While I can understand - from a cost standpoint - the rationale for not upgrading the 2006 video transfer of 'Unforgiven' for this 20th anniversary commemorative edition, it is unfathomable that Warner would have the gall to market this title again with the same lossy audio track that graced the previous release. Dolby Digital 5.1? Really, Warner? In this day and age, that's like reissuing a Frank Sinatra album on 78rpm shellac! Most consumers won't read the fine print on the packaging, and will simply (and rightfully) assume the disc features high-def audio, and will be shocked to discover otherwise after popping the disc in their player. And those who already own the 2006 Blu-ray release have no reason whatsoever to upgrade. I mean, who's going to shell out $25 or more just for digibook packaging? I sure wouldn't. Studios may not feel audio is as important as video, but they are dead wrong in that regard, and Warner missed a golden opportunity here to enhance a catalogue title, please fans, and boost its bottom line.
All that said, here's what Peter M. Bracke had to say about the lossy track six years ago:
Presented in English Dolby Digital 5.1 surround, this Blu-ray release is comparable to the HD DVD's Dolby Digital-Plus counterpart, both of which are encoded at 640kbps despite any format designators.

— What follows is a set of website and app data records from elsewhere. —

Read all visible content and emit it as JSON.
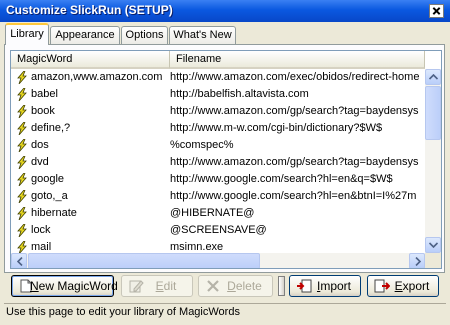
{
  "window": {
    "title": "Customize SlickRun (SETUP)"
  },
  "tabs": [
    {
      "label": "Library",
      "active": true
    },
    {
      "label": "Appearance",
      "active": false
    },
    {
      "label": "Options",
      "active": false
    },
    {
      "label": "What's New",
      "active": false
    }
  ],
  "list": {
    "headers": {
      "magicword": "MagicWord",
      "filename": "Filename"
    },
    "rows": [
      {
        "magicword": "amazon,www.amazon.com",
        "filename": "http://www.amazon.com/exec/obidos/redirect-home"
      },
      {
        "magicword": "babel",
        "filename": "http://babelfish.altavista.com"
      },
      {
        "magicword": "book",
        "filename": "http://www.amazon.com/gp/search?tag=baydensys"
      },
      {
        "magicword": "define,?",
        "filename": "http://www.m-w.com/cgi-bin/dictionary?$W$"
      },
      {
        "magicword": "dos",
        "filename": "%comspec%"
      },
      {
        "magicword": "dvd",
        "filename": "http://www.amazon.com/gp/search?tag=baydensys"
      },
      {
        "magicword": "google",
        "filename": "http://www.google.com/search?hl=en&q=$W$"
      },
      {
        "magicword": "goto,_a",
        "filename": "http://www.google.com/search?hl=en&btnI=I%27m"
      },
      {
        "magicword": "hibernate",
        "filename": "@HIBERNATE@"
      },
      {
        "magicword": "lock",
        "filename": "@SCREENSAVE@"
      },
      {
        "magicword": "mail",
        "filename": "msimn.exe"
      }
    ],
    "row_icon": "lightning-bolt-icon"
  },
  "buttons": {
    "new": {
      "mnemonic": "N",
      "rest": "ew MagicWord"
    },
    "edit": {
      "mnemonic": "E",
      "rest": "dit"
    },
    "delete": {
      "mnemonic": "D",
      "rest": "elete"
    },
    "import": {
      "mnemonic": "I",
      "rest": "mport"
    },
    "export": {
      "mnemonic": "E",
      "rest": "xport"
    }
  },
  "status": {
    "text": "Use this page to edit your library of MagicWords"
  },
  "colors": {
    "titlebar": "#0a58e0",
    "accent_tab": "#ffc83c",
    "dialog_bg": "#ece9d8"
  }
}
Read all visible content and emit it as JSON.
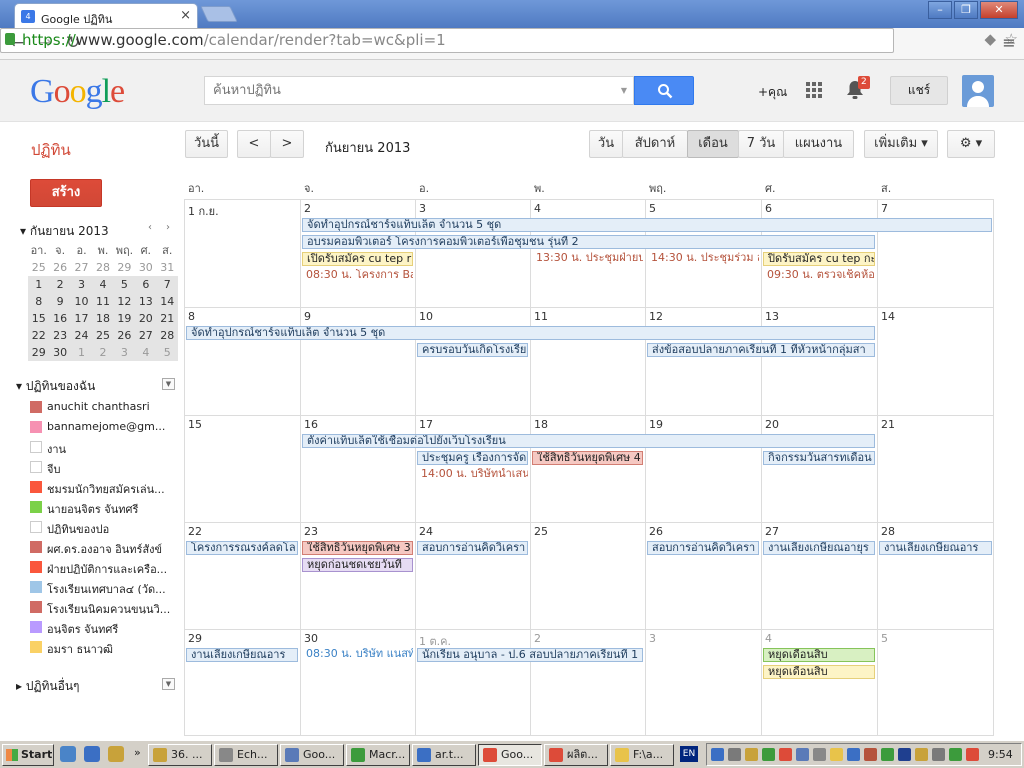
{
  "browser": {
    "tab_title": "Google ปฏิทิน",
    "tab_favicon": "4",
    "url_scheme": "https://",
    "url_host": "www.google.com",
    "url_path": "/calendar/render?tab=wc&pli=1"
  },
  "header": {
    "logo": "Google",
    "search_placeholder": "ค้นหาปฏิทิน",
    "plus_user": "+คุณ",
    "notification_count": "2",
    "share_label": "แชร์"
  },
  "toolbar": {
    "app_name": "ปฏิทิน",
    "today": "วันนี้",
    "prev": "<",
    "next": ">",
    "date_range": "กันยายน 2013",
    "views": [
      "วัน",
      "สัปดาห์",
      "เดือน",
      "7 วัน",
      "แผนงาน"
    ],
    "more": "เพิ่มเติม ▾",
    "settings": "⚙ ▾"
  },
  "sidebar": {
    "create": "สร้าง",
    "mini_title": "▾ กันยายน 2013",
    "mini_prev": "‹",
    "mini_next": "›",
    "mini_days": [
      "อา.",
      "จ.",
      "อ.",
      "พ.",
      "พฤ.",
      "ศ.",
      "ส."
    ],
    "mini_weeks": [
      [
        "25",
        "26",
        "27",
        "28",
        "29",
        "30",
        "31"
      ],
      [
        "1",
        "2",
        "3",
        "4",
        "5",
        "6",
        "7"
      ],
      [
        "8",
        "9",
        "10",
        "11",
        "12",
        "13",
        "14"
      ],
      [
        "15",
        "16",
        "17",
        "18",
        "19",
        "20",
        "21"
      ],
      [
        "22",
        "23",
        "24",
        "25",
        "26",
        "27",
        "28"
      ],
      [
        "29",
        "30",
        "1",
        "2",
        "3",
        "4",
        "5"
      ]
    ],
    "my_calendars_title": "▾ ปฏิทินของฉัน",
    "my_calendars": [
      {
        "name": "anuchit chanthasri",
        "color": "#d06b64"
      },
      {
        "name": "bannamejome@gm...",
        "color": "#f691b2"
      },
      {
        "name": "งาน",
        "color": "#ffffff"
      },
      {
        "name": "จีบ",
        "color": "#ffffff"
      },
      {
        "name": "ชมรมนักวิทยุสมัครเล่น...",
        "color": "#fa573c"
      },
      {
        "name": "นายอนุจิตร จันทศรี",
        "color": "#7bd148"
      },
      {
        "name": "ปฏิทินของปอ",
        "color": "#ffffff"
      },
      {
        "name": "ผศ.ดร.องอาจ อินทร์สังข์",
        "color": "#d06b64"
      },
      {
        "name": "ฝ่ายปฏิบัติการและเครือ...",
        "color": "#fa573c"
      },
      {
        "name": "โรงเรียนเทศบาล๔ (วัด...",
        "color": "#9fc6e7"
      },
      {
        "name": "โรงเรียนนิคมควนขนุนวิ...",
        "color": "#d06b64"
      },
      {
        "name": "อนุจิตร จันทศรี",
        "color": "#b99aff"
      },
      {
        "name": "อมรา ธนาวุฒิ",
        "color": "#fad165"
      }
    ],
    "other_calendars_title": "▸ ปฏิทินอื่นๆ"
  },
  "calendar": {
    "weekdays": [
      "อา.",
      "จ.",
      "อ.",
      "พ.",
      "พฤ.",
      "ศ.",
      "ส."
    ],
    "weeks": [
      [
        "1 ก.ย.",
        "2",
        "3",
        "4",
        "5",
        "6",
        "7"
      ],
      [
        "8",
        "9",
        "10",
        "11",
        "12",
        "13",
        "14"
      ],
      [
        "15",
        "16",
        "17",
        "18",
        "19",
        "20",
        "21"
      ],
      [
        "22",
        "23",
        "24",
        "25",
        "26",
        "27",
        "28"
      ],
      [
        "29",
        "30",
        "1 ต.ค.",
        "2",
        "3",
        "4",
        "5"
      ]
    ],
    "events": [
      {
        "text": "จัดทำอุปกรณ์ชาร์จแท็บเล็ต จำนวน 5 ชุด",
        "week": 0,
        "col": 1,
        "span": 6,
        "row": 0,
        "style": "blue"
      },
      {
        "text": "อบรมคอมพิวเตอร์ โครงการคอมพิวเตอร์เพื่อชุมชน รุ่นที่ 2",
        "week": 0,
        "col": 1,
        "span": 5,
        "row": 1,
        "style": "blue"
      },
      {
        "text": "เปิดรับสมัคร cu tep r",
        "week": 0,
        "col": 1,
        "span": 1,
        "row": 2,
        "style": "yel"
      },
      {
        "text": "08:30 น. โครงการ Ba",
        "week": 0,
        "col": 1,
        "span": 1,
        "row": 3,
        "style": "txtr"
      },
      {
        "text": "13:30 น. ประชุมฝ่ายป",
        "week": 0,
        "col": 3,
        "span": 1,
        "row": 2,
        "style": "txtr"
      },
      {
        "text": "14:30 น. ประชุมร่วม ส",
        "week": 0,
        "col": 4,
        "span": 1,
        "row": 2,
        "style": "txtr"
      },
      {
        "text": "ปิดรับสมัคร cu tep กะ",
        "week": 0,
        "col": 5,
        "span": 1,
        "row": 2,
        "style": "yel"
      },
      {
        "text": "09:30 น. ตรวจเช็คห้อ",
        "week": 0,
        "col": 5,
        "span": 1,
        "row": 3,
        "style": "txtr"
      },
      {
        "text": "จัดทำอุปกรณ์ชาร์จแท็บเล็ต จำนวน 5 ชุด",
        "week": 1,
        "col": 0,
        "span": 6,
        "row": 0,
        "style": "blue"
      },
      {
        "text": "ครบรอบวันเกิดโรงเรีย",
        "week": 1,
        "col": 2,
        "span": 1,
        "row": 1,
        "style": "blue"
      },
      {
        "text": "ส่งข้อสอบปลายภาคเรียนที่ 1 ที่หัวหน้ากลุ่มสา",
        "week": 1,
        "col": 4,
        "span": 2,
        "row": 1,
        "style": "blue"
      },
      {
        "text": "ตั้งค่าแท็บเล็ตใช้เชื่อมต่อไปยังเว็บโรงเรียน",
        "week": 2,
        "col": 1,
        "span": 5,
        "row": 0,
        "style": "blue"
      },
      {
        "text": "ประชุมครู เรื่องการจัด",
        "week": 2,
        "col": 2,
        "span": 1,
        "row": 1,
        "style": "blue"
      },
      {
        "text": "14:00 น. บริษัทนำเสน",
        "week": 2,
        "col": 2,
        "span": 1,
        "row": 2,
        "style": "txtr"
      },
      {
        "text": "ใช้สิทธิวันหยุดพิเศษ 4",
        "week": 2,
        "col": 3,
        "span": 1,
        "row": 1,
        "style": "red"
      },
      {
        "text": "กิจกรรมวันสารทเดือน",
        "week": 2,
        "col": 5,
        "span": 1,
        "row": 1,
        "style": "blue"
      },
      {
        "text": "โครงการรณรงค์ลดโล",
        "week": 3,
        "col": 0,
        "span": 1,
        "row": 0,
        "style": "blue"
      },
      {
        "text": "ใช้สิทธิวันหยุดพิเศษ 3",
        "week": 3,
        "col": 1,
        "span": 1,
        "row": 0,
        "style": "red"
      },
      {
        "text": "หยุดก่อนชดเชยวันที่",
        "week": 3,
        "col": 1,
        "span": 1,
        "row": 1,
        "style": "pur"
      },
      {
        "text": "สอบการอ่านคิดวิเครา",
        "week": 3,
        "col": 2,
        "span": 1,
        "row": 0,
        "style": "blue"
      },
      {
        "text": "สอบการอ่านคิดวิเครา",
        "week": 3,
        "col": 4,
        "span": 1,
        "row": 0,
        "style": "blue"
      },
      {
        "text": "งานเลี้ยงเกษียณอายุร",
        "week": 3,
        "col": 5,
        "span": 1,
        "row": 0,
        "style": "blue"
      },
      {
        "text": "งานเลี้ยงเกษียณอาร",
        "week": 3,
        "col": 6,
        "span": 1,
        "row": 0,
        "style": "blue"
      },
      {
        "text": "งานเลี้ยงเกษียณอาร",
        "week": 4,
        "col": 0,
        "span": 1,
        "row": 0,
        "style": "blue"
      },
      {
        "text": "08:30 น. บริษัท แนสท์",
        "week": 4,
        "col": 1,
        "span": 1,
        "row": 0,
        "style": "txtb"
      },
      {
        "text": "นักเรียน อนุบาล - ป.6 สอบปลายภาคเรียนที่ 1",
        "week": 4,
        "col": 2,
        "span": 2,
        "row": 0,
        "style": "blue"
      },
      {
        "text": "หยุดเดือนสิบ",
        "week": 4,
        "col": 5,
        "span": 1,
        "row": 0,
        "style": "grn"
      },
      {
        "text": "หยุดเดือนสิบ",
        "week": 4,
        "col": 5,
        "span": 1,
        "row": 1,
        "style": "yel"
      }
    ]
  },
  "taskbar": {
    "start": "Start",
    "items": [
      {
        "label": "36. ...",
        "color": "#c8a23a"
      },
      {
        "label": "Ech...",
        "color": "#888888"
      },
      {
        "label": "Goo...",
        "color": "#5a7ab8"
      },
      {
        "label": "Macr...",
        "color": "#3c9b3c"
      },
      {
        "label": "ar.t...",
        "color": "#3b6fc4"
      },
      {
        "label": "Goo...",
        "color": "#dd4b39"
      },
      {
        "label": "ผลิต...",
        "color": "#dd4b39"
      },
      {
        "label": "F:\\a...",
        "color": "#e8c34a"
      }
    ],
    "lang": "EN",
    "clock": "9:54"
  }
}
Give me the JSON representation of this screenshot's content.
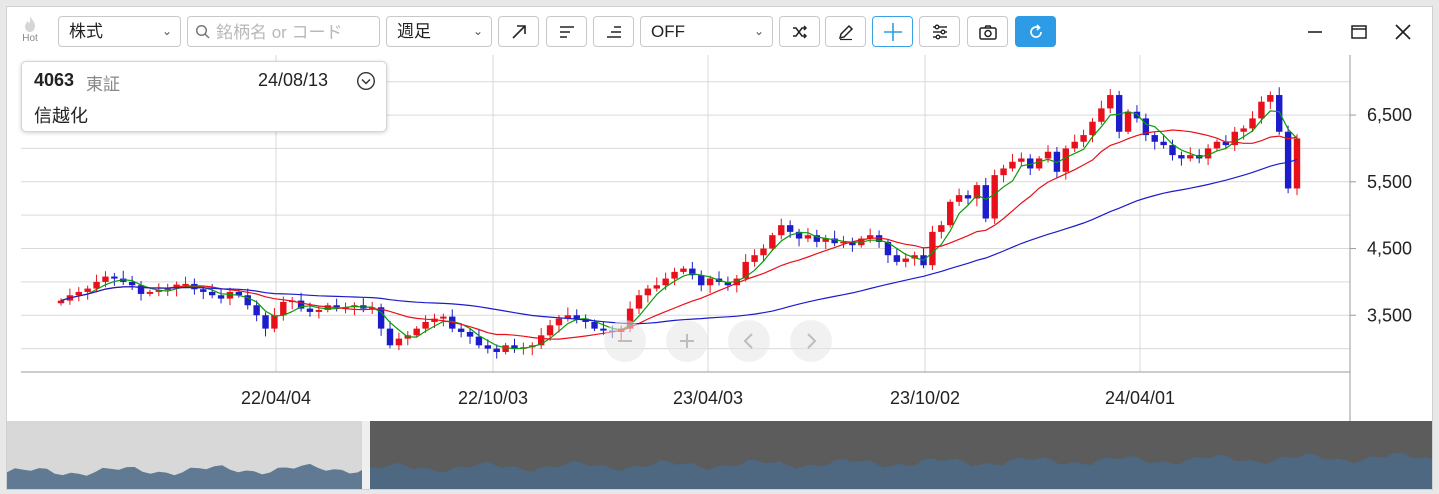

However, unlike the video transfer I didn't find the soundtrack offered much of an upgrade over the standard DVD release. Still, if 'Unforgiven' features a solid if unspectacular mix, it certainly suits the film just fine.
More or less subdued throughout the film's entire 131-minute runtime, the mix for 'Unforgiven' is primarily dialogue-driven, enlivened only by sparse atmospheric effects, the minimalist score by Lennie Niehaus, and gunshots. It does have a nice, warm feel to it, with very pleasing dynamic range. I especially liked the natural, warm tone to the score and the very clear and distinct dialogue reproduction. Bass response was also hefty and supple, but never overpowered the rest of the mix. Admittedly, surround use is effective in terms of atmospheric sounds and subtle effects, but directionality is only sparingly employed. Generally, this mix is not consistently enveloping, but it does have its moments.
All the supplements from the 2006 Blu-ray edition have been ported over to this release. For a review of the contents of the digibook, see the Vital Disc Stats section above.
Warner should be ashamed. Repackaging existing discs for anniversary editions is bad enough (and all studios are equally guilty of that reprehensible practice), but missing an opportunity to replace a lossy audio track with a high-def counterpart is nothing short of criminal. If you've never owned 'Unforgiven' before and you don't care about lossless audio (though I can't imagine any HD enthusiast who doesn't), by all means pick this disc up, but no one who owns the previous Blu-ray should even mildly consider purchasing this bogus "upgrade." Sure, the digibook possesses some nice content and is handsomely designed, but it's not worth $25 (or more) by itself. 'Unforgiven' remains a stellar western and a rightful Best Picture winner, and it deserves to be properly feted on its 20th anniversary, not merely recycled to make a quick buck. This severely disappointing reissue is like opening a fancily wrapped package and discovering the pretty box is empty.
Portions of this review also appear in our coverage of Dunkirk on Blu-ray. This post features unique Vital Disc Stats, Video, and Final Thoughts sections.